::: ENTRIES PROVIDED

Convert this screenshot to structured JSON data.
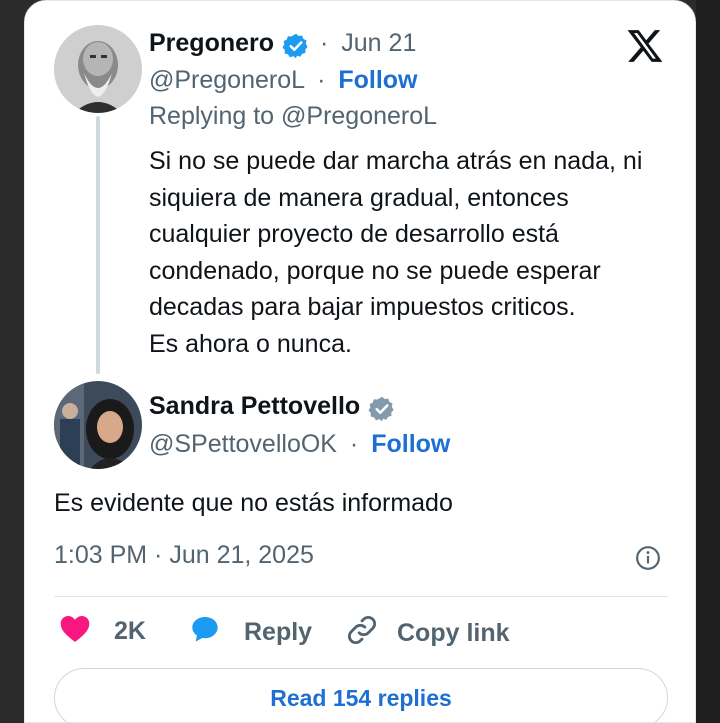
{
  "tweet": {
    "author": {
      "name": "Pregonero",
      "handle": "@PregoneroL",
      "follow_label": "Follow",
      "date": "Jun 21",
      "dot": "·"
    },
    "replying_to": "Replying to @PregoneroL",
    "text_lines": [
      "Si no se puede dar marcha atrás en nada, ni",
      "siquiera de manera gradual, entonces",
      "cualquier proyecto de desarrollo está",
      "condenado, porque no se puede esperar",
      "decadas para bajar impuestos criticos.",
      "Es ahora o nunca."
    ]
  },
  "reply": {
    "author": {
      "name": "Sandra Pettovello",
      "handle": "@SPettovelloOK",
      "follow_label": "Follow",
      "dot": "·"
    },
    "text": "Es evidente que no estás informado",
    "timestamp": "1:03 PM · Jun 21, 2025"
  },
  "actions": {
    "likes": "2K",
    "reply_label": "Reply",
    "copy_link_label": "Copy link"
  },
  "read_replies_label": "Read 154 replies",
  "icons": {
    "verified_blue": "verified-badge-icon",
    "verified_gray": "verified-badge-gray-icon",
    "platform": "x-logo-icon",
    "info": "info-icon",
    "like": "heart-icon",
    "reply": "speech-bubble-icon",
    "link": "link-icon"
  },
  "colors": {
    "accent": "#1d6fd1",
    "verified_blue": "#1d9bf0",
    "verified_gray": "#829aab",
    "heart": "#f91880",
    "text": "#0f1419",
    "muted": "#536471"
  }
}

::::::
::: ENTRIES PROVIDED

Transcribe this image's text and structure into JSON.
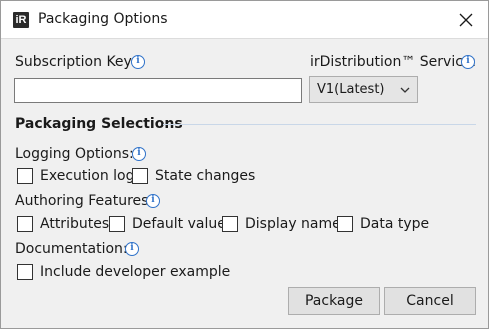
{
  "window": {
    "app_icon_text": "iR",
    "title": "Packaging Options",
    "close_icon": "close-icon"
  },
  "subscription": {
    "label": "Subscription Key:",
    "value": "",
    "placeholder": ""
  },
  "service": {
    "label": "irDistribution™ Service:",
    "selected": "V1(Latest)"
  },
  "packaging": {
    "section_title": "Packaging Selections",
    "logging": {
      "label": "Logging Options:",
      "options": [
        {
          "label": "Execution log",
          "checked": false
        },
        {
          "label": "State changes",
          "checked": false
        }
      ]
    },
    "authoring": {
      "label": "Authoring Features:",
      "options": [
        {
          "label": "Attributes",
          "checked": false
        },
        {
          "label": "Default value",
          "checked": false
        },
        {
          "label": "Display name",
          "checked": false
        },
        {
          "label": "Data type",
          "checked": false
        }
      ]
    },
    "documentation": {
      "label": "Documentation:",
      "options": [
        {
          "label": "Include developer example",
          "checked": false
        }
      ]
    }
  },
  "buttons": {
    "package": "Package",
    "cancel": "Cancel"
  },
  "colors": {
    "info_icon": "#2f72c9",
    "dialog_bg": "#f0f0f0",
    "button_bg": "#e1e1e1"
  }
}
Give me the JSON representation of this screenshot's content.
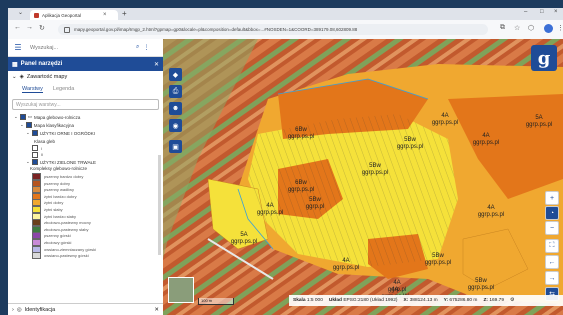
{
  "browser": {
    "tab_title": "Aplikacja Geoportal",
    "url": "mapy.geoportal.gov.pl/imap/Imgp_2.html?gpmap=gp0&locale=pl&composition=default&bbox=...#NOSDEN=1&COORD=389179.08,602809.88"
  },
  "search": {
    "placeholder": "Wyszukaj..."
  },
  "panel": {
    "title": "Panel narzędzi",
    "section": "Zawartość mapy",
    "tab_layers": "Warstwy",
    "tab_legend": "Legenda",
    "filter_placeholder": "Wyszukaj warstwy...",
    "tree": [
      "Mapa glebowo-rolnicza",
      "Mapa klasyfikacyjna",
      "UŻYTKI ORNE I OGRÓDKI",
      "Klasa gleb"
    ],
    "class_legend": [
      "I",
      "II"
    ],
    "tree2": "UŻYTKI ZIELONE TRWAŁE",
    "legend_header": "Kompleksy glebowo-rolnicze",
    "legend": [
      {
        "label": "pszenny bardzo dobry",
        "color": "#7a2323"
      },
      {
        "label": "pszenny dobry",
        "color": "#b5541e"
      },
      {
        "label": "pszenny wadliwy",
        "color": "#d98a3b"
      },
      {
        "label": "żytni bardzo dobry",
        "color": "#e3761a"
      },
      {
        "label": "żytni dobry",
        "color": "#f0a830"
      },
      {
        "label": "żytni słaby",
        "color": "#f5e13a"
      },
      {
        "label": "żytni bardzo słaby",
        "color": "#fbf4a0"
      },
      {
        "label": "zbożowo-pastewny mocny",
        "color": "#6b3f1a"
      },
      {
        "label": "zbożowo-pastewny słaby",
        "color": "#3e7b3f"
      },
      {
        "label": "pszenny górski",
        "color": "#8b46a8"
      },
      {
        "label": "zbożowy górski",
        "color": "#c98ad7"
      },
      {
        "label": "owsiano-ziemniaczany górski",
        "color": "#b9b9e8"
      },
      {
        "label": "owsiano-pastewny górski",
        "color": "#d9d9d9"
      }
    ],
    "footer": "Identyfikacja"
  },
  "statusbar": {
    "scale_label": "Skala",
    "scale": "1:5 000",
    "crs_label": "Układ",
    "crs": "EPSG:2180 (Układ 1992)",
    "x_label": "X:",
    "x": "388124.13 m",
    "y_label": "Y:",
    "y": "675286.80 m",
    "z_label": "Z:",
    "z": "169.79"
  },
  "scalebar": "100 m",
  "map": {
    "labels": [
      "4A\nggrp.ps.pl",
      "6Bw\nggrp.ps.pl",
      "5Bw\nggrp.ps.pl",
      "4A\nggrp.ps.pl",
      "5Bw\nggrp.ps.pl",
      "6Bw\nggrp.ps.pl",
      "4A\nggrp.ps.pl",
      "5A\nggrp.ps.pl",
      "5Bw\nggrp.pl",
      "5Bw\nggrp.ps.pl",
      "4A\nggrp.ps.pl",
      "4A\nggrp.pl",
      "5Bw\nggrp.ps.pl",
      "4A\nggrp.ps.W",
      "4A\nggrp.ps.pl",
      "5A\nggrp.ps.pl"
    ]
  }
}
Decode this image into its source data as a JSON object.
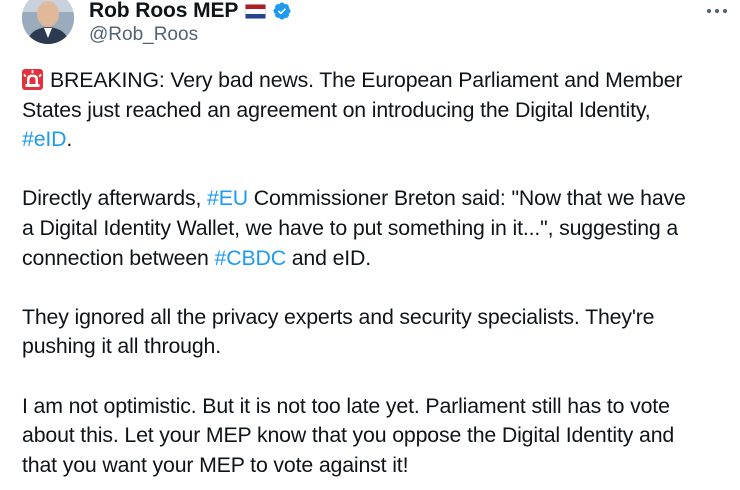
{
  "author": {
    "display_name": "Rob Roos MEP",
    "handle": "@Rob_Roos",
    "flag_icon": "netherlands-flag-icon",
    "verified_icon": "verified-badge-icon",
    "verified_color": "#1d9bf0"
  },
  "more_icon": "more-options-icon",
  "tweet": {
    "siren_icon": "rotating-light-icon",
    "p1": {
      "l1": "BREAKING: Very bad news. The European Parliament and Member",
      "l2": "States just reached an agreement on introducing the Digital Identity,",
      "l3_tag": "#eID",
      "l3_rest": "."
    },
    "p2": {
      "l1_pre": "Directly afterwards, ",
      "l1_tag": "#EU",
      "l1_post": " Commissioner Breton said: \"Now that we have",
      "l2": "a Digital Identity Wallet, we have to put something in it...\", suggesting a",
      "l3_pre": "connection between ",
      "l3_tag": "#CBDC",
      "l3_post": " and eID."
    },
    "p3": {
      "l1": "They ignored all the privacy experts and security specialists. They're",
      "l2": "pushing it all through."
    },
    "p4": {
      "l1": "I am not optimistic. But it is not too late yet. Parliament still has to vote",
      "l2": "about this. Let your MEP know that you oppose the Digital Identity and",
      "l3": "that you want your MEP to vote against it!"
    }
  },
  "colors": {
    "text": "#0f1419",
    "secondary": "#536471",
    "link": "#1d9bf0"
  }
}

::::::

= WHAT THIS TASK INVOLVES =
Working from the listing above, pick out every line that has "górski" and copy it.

= FINISHED TASK =
        "label": "pszenny górski",
        "label": "zbożowy górski",
        "label": "owsiano-ziemniaczany górski",
        "label": "owsiano-pastewny górski",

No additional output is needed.